Bankruptcy Lawyer Bryan W. Stone answers the question “Can I get credit after filing personal bankruptcy?”
Bankruptcy can be a confusing process given the often-technical terms used by creditors and bankruptcy courts. Even understanding what has happened to your debt, whether you need to repay or not, can be difficult to determine in some cases. To find out more about various terms used to describe the status of debt, keep reading.
Canceled debt refers to those debts that have been, as the name implies, canceled by the creditor. This happens when a creditor has decided they are unable to collect money for a debt and that they might as well write it off. Unfortunately, this doesn’t happen very often, but when it does, you as the debtor stand to benefit. That’s because debtors are not liable to repay canceled debts. That being said, you may be liable for paying taxes on the canceled debt, as the cancellation of the debt is seen as a kind of taxable gift.
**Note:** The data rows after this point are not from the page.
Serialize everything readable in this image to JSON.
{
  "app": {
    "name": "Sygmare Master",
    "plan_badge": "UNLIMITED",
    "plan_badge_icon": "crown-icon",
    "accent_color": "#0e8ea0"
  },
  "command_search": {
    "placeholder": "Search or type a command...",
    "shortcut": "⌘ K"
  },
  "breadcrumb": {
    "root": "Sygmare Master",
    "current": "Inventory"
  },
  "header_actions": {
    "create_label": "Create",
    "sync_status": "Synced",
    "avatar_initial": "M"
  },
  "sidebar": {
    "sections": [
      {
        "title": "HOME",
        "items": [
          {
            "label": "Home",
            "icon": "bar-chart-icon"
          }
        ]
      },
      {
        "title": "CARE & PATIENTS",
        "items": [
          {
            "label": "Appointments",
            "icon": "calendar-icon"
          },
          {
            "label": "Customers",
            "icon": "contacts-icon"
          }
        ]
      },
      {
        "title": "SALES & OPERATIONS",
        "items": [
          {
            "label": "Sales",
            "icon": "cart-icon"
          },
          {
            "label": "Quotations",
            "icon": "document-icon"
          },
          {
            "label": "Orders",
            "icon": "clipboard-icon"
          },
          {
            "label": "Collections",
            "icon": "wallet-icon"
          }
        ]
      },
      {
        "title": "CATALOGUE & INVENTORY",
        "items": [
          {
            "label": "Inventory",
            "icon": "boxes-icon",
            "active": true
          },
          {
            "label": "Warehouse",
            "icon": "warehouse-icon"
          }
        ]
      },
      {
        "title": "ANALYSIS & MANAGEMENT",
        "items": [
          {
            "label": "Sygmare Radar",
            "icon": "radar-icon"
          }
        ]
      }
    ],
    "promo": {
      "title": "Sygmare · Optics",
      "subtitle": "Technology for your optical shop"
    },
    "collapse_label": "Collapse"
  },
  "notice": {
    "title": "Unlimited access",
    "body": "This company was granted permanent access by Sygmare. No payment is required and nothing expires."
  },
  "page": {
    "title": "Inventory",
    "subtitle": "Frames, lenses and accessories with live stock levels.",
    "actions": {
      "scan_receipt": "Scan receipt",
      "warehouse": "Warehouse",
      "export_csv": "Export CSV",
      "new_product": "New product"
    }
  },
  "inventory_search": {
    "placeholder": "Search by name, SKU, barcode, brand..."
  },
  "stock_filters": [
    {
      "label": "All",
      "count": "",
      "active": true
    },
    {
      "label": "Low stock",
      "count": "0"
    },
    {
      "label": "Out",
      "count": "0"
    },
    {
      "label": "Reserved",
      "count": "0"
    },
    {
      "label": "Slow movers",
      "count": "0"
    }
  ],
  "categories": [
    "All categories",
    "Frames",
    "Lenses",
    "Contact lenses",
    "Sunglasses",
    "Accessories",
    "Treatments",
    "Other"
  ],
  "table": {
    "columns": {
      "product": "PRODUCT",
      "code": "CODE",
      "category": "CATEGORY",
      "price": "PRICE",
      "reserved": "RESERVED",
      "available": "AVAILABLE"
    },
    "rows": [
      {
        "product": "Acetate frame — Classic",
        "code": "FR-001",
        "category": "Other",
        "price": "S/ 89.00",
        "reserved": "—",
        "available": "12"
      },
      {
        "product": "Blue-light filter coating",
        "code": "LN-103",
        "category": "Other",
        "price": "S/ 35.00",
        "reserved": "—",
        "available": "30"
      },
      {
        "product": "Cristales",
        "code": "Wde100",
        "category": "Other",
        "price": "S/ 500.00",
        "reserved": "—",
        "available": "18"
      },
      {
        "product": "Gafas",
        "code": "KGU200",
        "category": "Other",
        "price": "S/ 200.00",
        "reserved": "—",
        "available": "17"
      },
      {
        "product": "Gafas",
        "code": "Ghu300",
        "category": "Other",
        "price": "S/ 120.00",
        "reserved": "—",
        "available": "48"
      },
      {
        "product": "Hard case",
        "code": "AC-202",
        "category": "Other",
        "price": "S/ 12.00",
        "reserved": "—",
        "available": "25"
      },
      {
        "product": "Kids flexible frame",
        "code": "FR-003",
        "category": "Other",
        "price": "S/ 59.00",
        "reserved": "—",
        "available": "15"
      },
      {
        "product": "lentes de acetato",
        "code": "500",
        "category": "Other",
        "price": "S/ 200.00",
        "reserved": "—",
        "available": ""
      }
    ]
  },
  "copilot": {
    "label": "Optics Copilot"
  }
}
Charged off debt is a term that is frequently used by creditors and can be very confusing for debtors. It may sound like the same thing as canceled debt, but it’s very different from a legal standpoint. Charged off debt is debt that a creditor removes from its books, often after trying and failing to collect it. The creditor believes it is unlikely to receive the money it is owed and removes the debt from its records. However, the debt is not discharged as it is with canceled debt. Charged off debt is instead usually sold to another debt buyer, such as third-party collections agencies. Debtors remain liable for charged off debt and, if you are unable to repay, this will need to be included in any future bankruptcy filing.
Discharged debt refers to those debts that have been included in a bankruptcy filing. Discharged debt is the goal of every successful bankruptcy filing. The debts that are formally discharged in a bankruptcy are not required to be paid back later, meaning you are completely out from underneath the obligations. The companies that were owed the discharged debts cannot continue collection efforts and cannot sell the discharged debts to outside collections agencies. The discharge will eventually disappear from your credit report, but will continue for between 7 to 10 years, depending on the type of bankruptcy you chose to file.
If you find yourself needing the services of a Charlotte, North Carolina bankruptcy attorney, please call the skilled lawyers at Arnold & Smith, PLLC find additional resources here. As professionals who are experienced at handling all kinds of bankruptcy matters, our attorneys will provide you with the best advice for your particular situation.
About the Author
Kyle Frost joined Arnold & Smith, PLLC in 2013 where he focuses his practice on all aspects of civil litigation and bankruptcy, including: Chapter 7, Chapter 11, Chapter 13, home loan modifications and landlord-tenant issues.
Born and raised in upstate New York, Mr. Frost attended the University at Albany on a Presidential Scholarship, graduating magna cum laude with a double major in Political Science and Sociology. He went on to attended Wake Forest University School of Law in Winston Salem, North Carolina.
Following college, Mr. Frost spent over a year teaching English in South Korea. He worked in a private school in Seoul developing curriculum, English programs, and educating both children and adults that were interested in learning a new language.
In his spare time, Mr. Frost enjoys homebrewing, fishing, and travelling.
See Our Related Video from our YouTube channel:
See Our Related Blog Posts: